** Opening Records supplied block **
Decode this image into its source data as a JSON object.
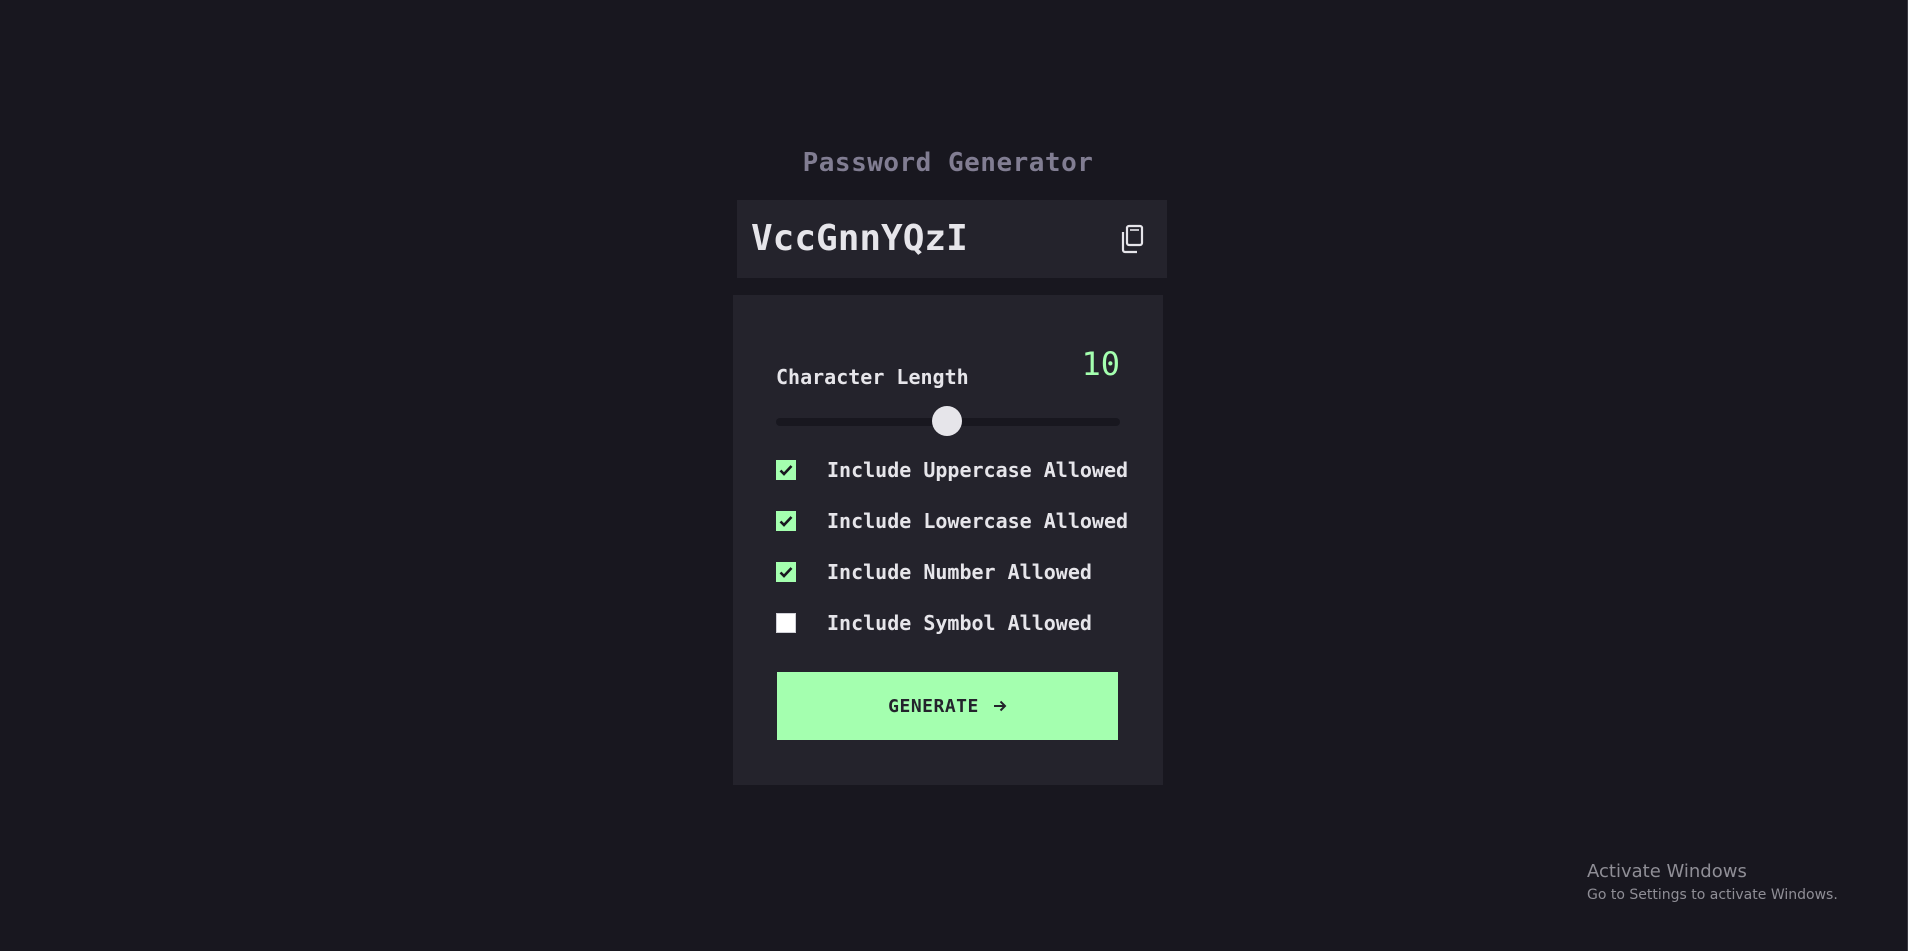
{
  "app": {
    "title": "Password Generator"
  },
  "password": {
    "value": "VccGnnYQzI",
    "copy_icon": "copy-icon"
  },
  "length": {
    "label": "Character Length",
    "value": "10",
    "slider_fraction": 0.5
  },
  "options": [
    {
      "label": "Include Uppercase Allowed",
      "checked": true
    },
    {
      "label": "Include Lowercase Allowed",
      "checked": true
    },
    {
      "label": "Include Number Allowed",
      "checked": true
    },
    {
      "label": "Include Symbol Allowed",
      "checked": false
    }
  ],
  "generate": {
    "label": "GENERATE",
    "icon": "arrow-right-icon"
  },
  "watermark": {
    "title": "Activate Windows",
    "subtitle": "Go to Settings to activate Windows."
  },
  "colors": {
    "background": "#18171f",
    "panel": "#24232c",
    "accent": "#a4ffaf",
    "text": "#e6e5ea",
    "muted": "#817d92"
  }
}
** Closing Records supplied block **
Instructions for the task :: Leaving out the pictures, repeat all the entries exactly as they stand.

Task result ::
Decode this image into its source data as a JSON object.
{
  "app": {
    "title": "Password Generator"
  },
  "password": {
    "value": "VccGnnYQzI",
    "copy_icon": "copy-icon"
  },
  "length": {
    "label": "Character Length",
    "value": "10",
    "slider_fraction": 0.5
  },
  "options": [
    {
      "label": "Include Uppercase Allowed",
      "checked": true
    },
    {
      "label": "Include Lowercase Allowed",
      "checked": true
    },
    {
      "label": "Include Number Allowed",
      "checked": true
    },
    {
      "label": "Include Symbol Allowed",
      "checked": false
    }
  ],
  "generate": {
    "label": "GENERATE",
    "icon": "arrow-right-icon"
  },
  "watermark": {
    "title": "Activate Windows",
    "subtitle": "Go to Settings to activate Windows."
  },
  "colors": {
    "background": "#18171f",
    "panel": "#24232c",
    "accent": "#a4ffaf",
    "text": "#e6e5ea",
    "muted": "#817d92"
  }
}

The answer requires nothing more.